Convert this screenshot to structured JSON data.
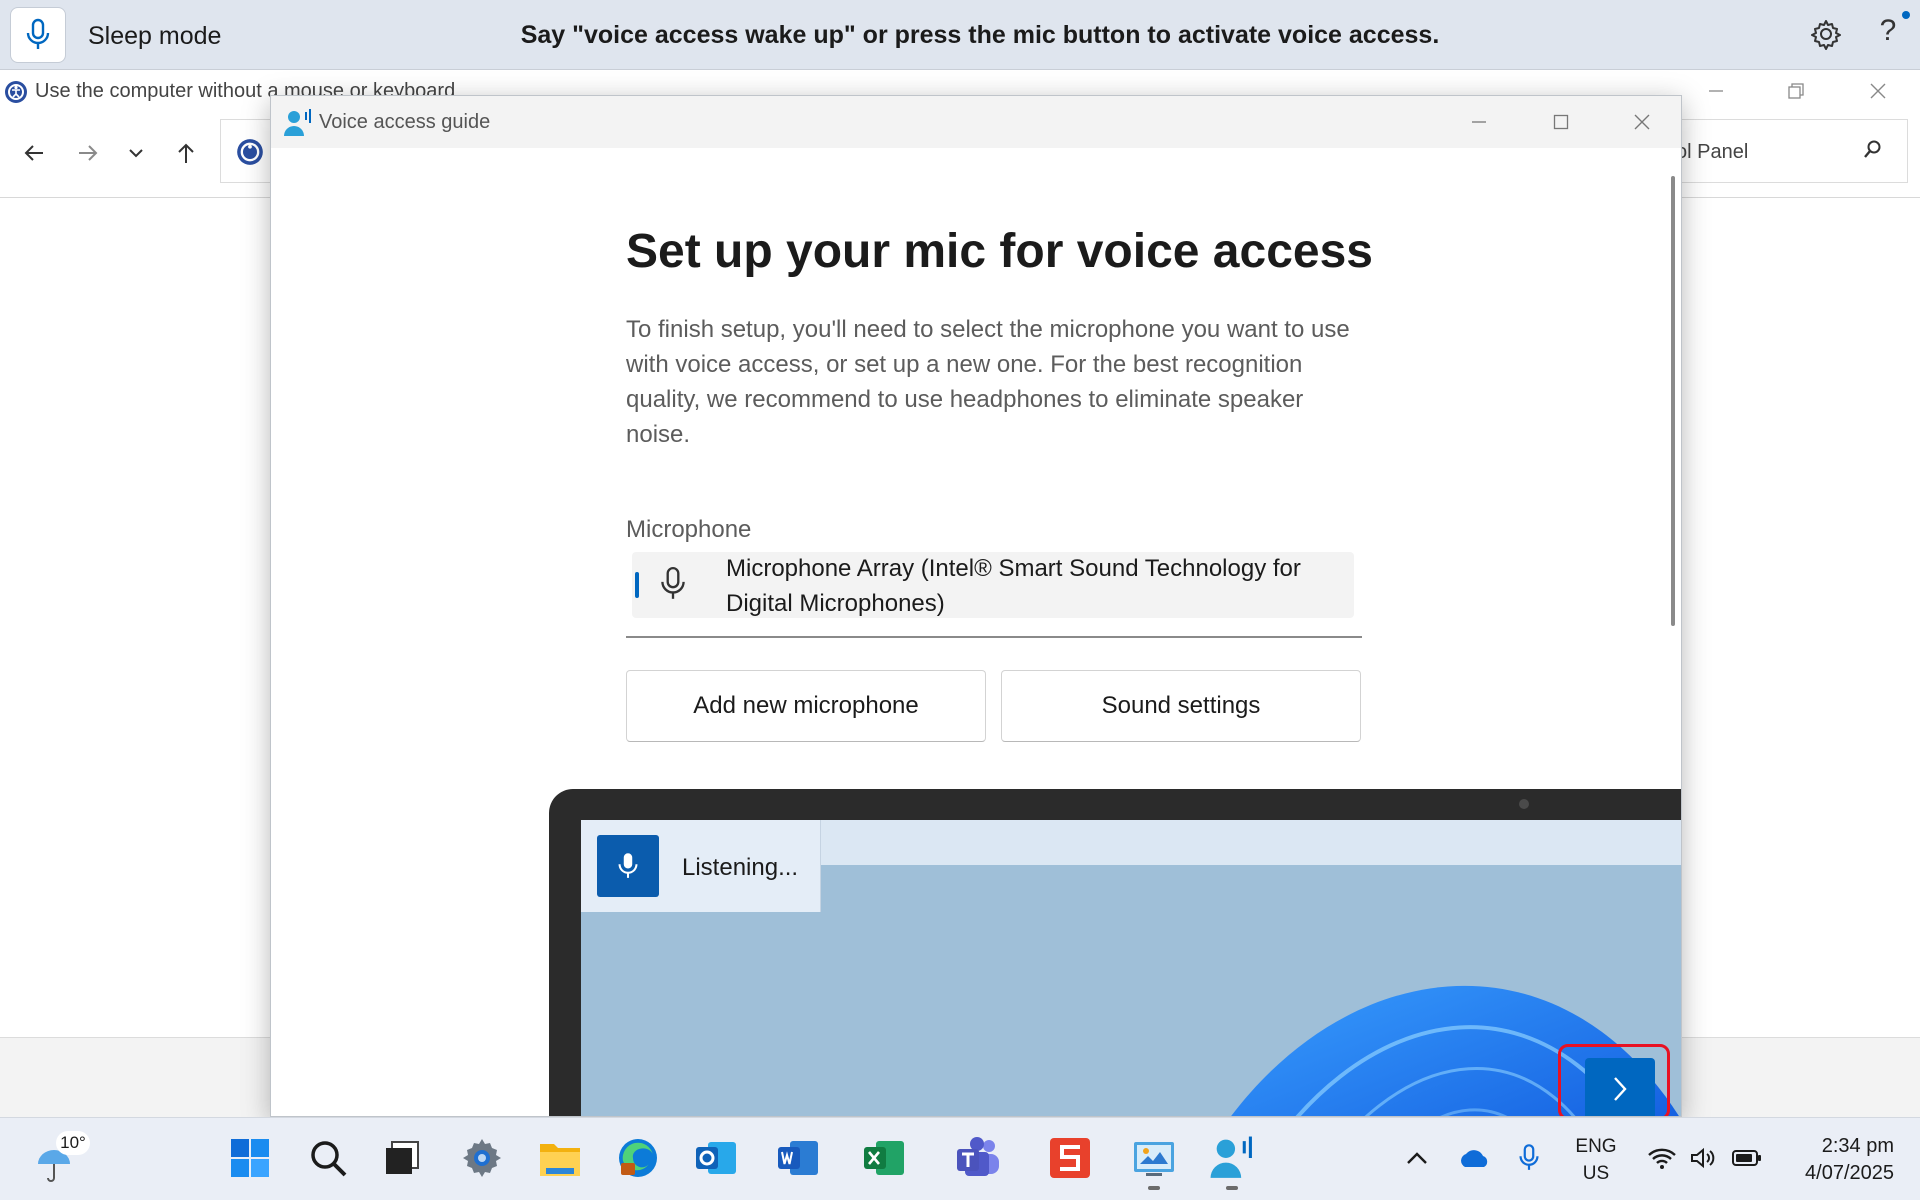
{
  "voice_access_bar": {
    "mode": "Sleep mode",
    "message": "Say \"voice access wake up\" or press the mic button to activate voice access.",
    "help_label": "?",
    "accent_color": "#0067c0"
  },
  "background_window": {
    "title": "Use the computer without a mouse or keyboard",
    "search_text": "ol Panel"
  },
  "dialog": {
    "title": "Voice access guide",
    "heading": "Set up your mic for voice access",
    "description": "To finish setup, you'll need to select the microphone you want to use with voice access, or set up a new one. For the best recognition quality, we recommend to use headphones to eliminate speaker noise.",
    "microphone_label": "Microphone",
    "microphone_value": "Microphone Array (Intel® Smart Sound Technology for Digital Microphones)",
    "add_microphone_label": "Add new microphone",
    "sound_settings_label": "Sound settings",
    "illustration_listening": "Listening...",
    "next_highlight_color": "#e81123"
  },
  "taskbar": {
    "weather_temp": "10°",
    "pinned_apps": [
      "start-icon",
      "search-icon",
      "task-view-icon",
      "settings-icon",
      "file-explorer-icon",
      "edge-icon",
      "outlook-icon",
      "word-icon",
      "excel-icon",
      "teams-icon",
      "wps-icon",
      "control-panel-icon",
      "voice-access-icon"
    ],
    "language_top": "ENG",
    "language_bottom": "US",
    "time": "2:34 pm",
    "date": "4/07/2025"
  }
}
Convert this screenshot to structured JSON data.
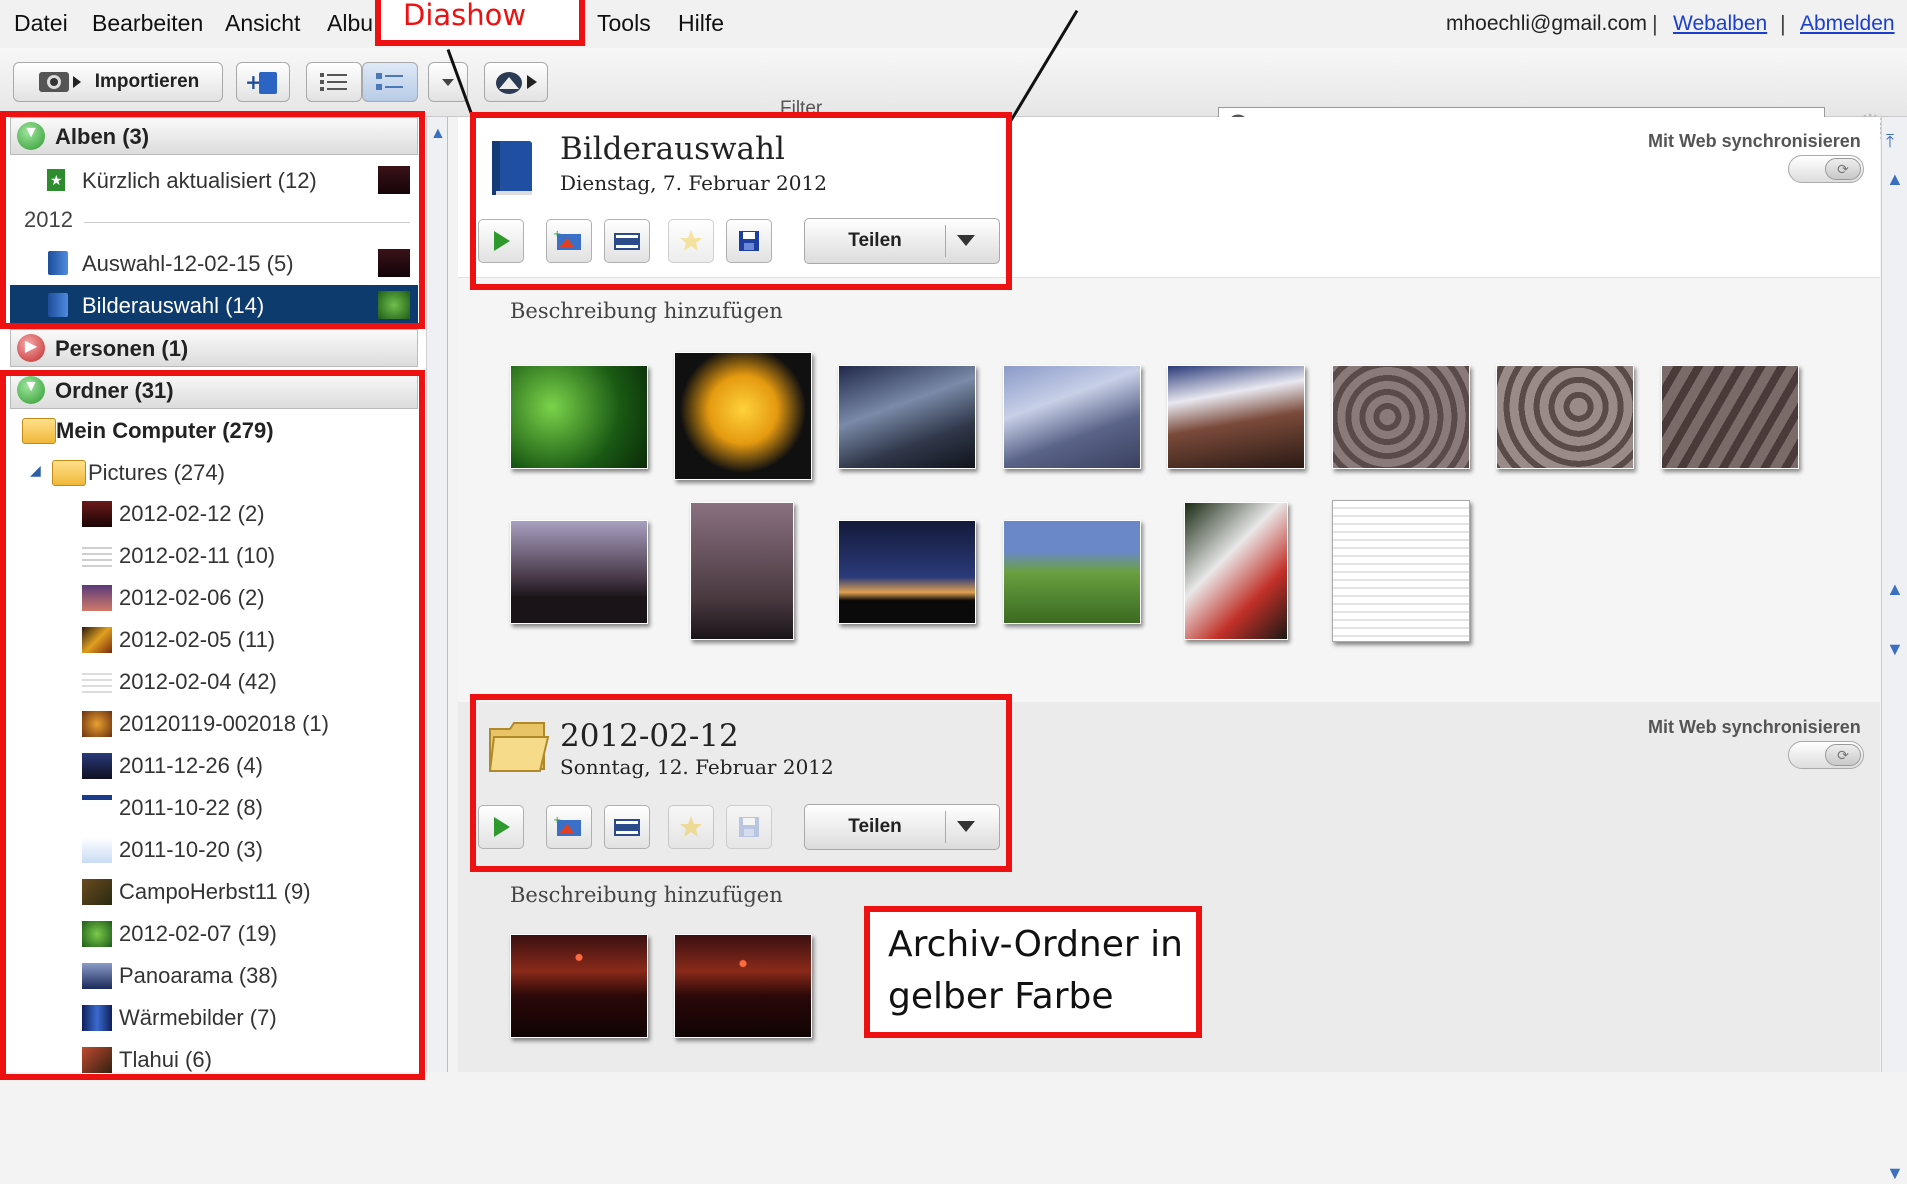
{
  "menubar": {
    "items": [
      "Datei",
      "Bearbeiten",
      "Ansicht",
      "Albu",
      "Tools",
      "Hilfe"
    ],
    "email": "mhoechli@gmail.com",
    "sep": "|",
    "links": [
      "Webalben",
      "Abmelden"
    ]
  },
  "toolbar": {
    "import_label": "Importieren",
    "filter_label": "Filter",
    "search_placeholder": ""
  },
  "sidebar": {
    "albums_header": "Alben (3)",
    "albums": [
      {
        "label": "Kürzlich aktualisiert (12)"
      },
      {
        "label": "Auswahl-12-02-15 (5)"
      },
      {
        "label": "Bilderauswahl (14)"
      }
    ],
    "year": "2012",
    "people_header": "Personen (1)",
    "folders_header": "Ordner (31)",
    "my_computer": "Mein Computer (279)",
    "pictures": "Pictures (274)",
    "folders": [
      "2012-02-12 (2)",
      "2012-02-11 (10)",
      "2012-02-06 (2)",
      "2012-02-05 (11)",
      "2012-02-04 (42)",
      "20120119-002018 (1)",
      "2011-12-26 (4)",
      "2011-10-22 (8)",
      "2011-10-20 (3)",
      "CampoHerbst11 (9)",
      "2012-02-07 (19)",
      "Panoarama (38)",
      "Wärmebilder (7)",
      "Tlahui (6)"
    ]
  },
  "main": {
    "album1": {
      "title": "Bilderauswahl",
      "date": "Dienstag, 7. Februar 2012",
      "share": "Teilen",
      "sync": "Mit Web synchronisieren",
      "description": "Beschreibung hinzufügen"
    },
    "album2": {
      "title": "2012-02-12",
      "date": "Sonntag, 12. Februar 2012",
      "share": "Teilen",
      "sync": "Mit Web synchronisieren",
      "description": "Beschreibung hinzufügen"
    }
  },
  "annotations": {
    "diashow": "Diashow",
    "archive_line1": "Archiv-Ordner in",
    "archive_line2": "gelber Farbe"
  },
  "colors": {
    "annotation_red": "#ee1111",
    "selection_blue": "#0e3b6e",
    "link_blue": "#1a3fd0"
  }
}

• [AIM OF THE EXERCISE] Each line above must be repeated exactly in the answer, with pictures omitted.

• [EXPECTED ANSWER]
Convert this screenshot to structured JSON data.
{
  "voice_access_bar": {
    "mode": "Sleep mode",
    "message": "Say \"voice access wake up\" or press the mic button to activate voice access.",
    "help_label": "?",
    "accent_color": "#0067c0"
  },
  "background_window": {
    "title": "Use the computer without a mouse or keyboard",
    "search_text": "ol Panel"
  },
  "dialog": {
    "title": "Voice access guide",
    "heading": "Set up your mic for voice access",
    "description": "To finish setup, you'll need to select the microphone you want to use with voice access, or set up a new one. For the best recognition quality, we recommend to use headphones to eliminate speaker noise.",
    "microphone_label": "Microphone",
    "microphone_value": "Microphone Array (Intel® Smart Sound Technology for Digital Microphones)",
    "add_microphone_label": "Add new microphone",
    "sound_settings_label": "Sound settings",
    "illustration_listening": "Listening...",
    "next_highlight_color": "#e81123"
  },
  "taskbar": {
    "weather_temp": "10°",
    "pinned_apps": [
      "start-icon",
      "search-icon",
      "task-view-icon",
      "settings-icon",
      "file-explorer-icon",
      "edge-icon",
      "outlook-icon",
      "word-icon",
      "excel-icon",
      "teams-icon",
      "wps-icon",
      "control-panel-icon",
      "voice-access-icon"
    ],
    "language_top": "ENG",
    "language_bottom": "US",
    "time": "2:34 pm",
    "date": "4/07/2025"
  }
}
Convert this screenshot to structured JSON data.
{
  "menubar": {
    "items": [
      "Datei",
      "Bearbeiten",
      "Ansicht",
      "Albu",
      "Tools",
      "Hilfe"
    ],
    "email": "mhoechli@gmail.com",
    "sep": "|",
    "links": [
      "Webalben",
      "Abmelden"
    ]
  },
  "toolbar": {
    "import_label": "Importieren",
    "filter_label": "Filter",
    "search_placeholder": ""
  },
  "sidebar": {
    "albums_header": "Alben (3)",
    "albums": [
      {
        "label": "Kürzlich aktualisiert (12)"
      },
      {
        "label": "Auswahl-12-02-15 (5)"
      },
      {
        "label": "Bilderauswahl (14)"
      }
    ],
    "year": "2012",
    "people_header": "Personen (1)",
    "folders_header": "Ordner (31)",
    "my_computer": "Mein Computer (279)",
    "pictures": "Pictures (274)",
    "folders": [
      "2012-02-12 (2)",
      "2012-02-11 (10)",
      "2012-02-06 (2)",
      "2012-02-05 (11)",
      "2012-02-04 (42)",
      "20120119-002018 (1)",
      "2011-12-26 (4)",
      "2011-10-22 (8)",
      "2011-10-20 (3)",
      "CampoHerbst11 (9)",
      "2012-02-07 (19)",
      "Panoarama (38)",
      "Wärmebilder (7)",
      "Tlahui (6)"
    ]
  },
  "main": {
    "album1": {
      "title": "Bilderauswahl",
      "date": "Dienstag, 7. Februar 2012",
      "share": "Teilen",
      "sync": "Mit Web synchronisieren",
      "description": "Beschreibung hinzufügen"
    },
    "album2": {
      "title": "2012-02-12",
      "date": "Sonntag, 12. Februar 2012",
      "share": "Teilen",
      "sync": "Mit Web synchronisieren",
      "description": "Beschreibung hinzufügen"
    }
  },
  "annotations": {
    "diashow": "Diashow",
    "archive_line1": "Archiv-Ordner in",
    "archive_line2": "gelber Farbe"
  },
  "colors": {
    "annotation_red": "#ee1111",
    "selection_blue": "#0e3b6e",
    "link_blue": "#1a3fd0"
  }
}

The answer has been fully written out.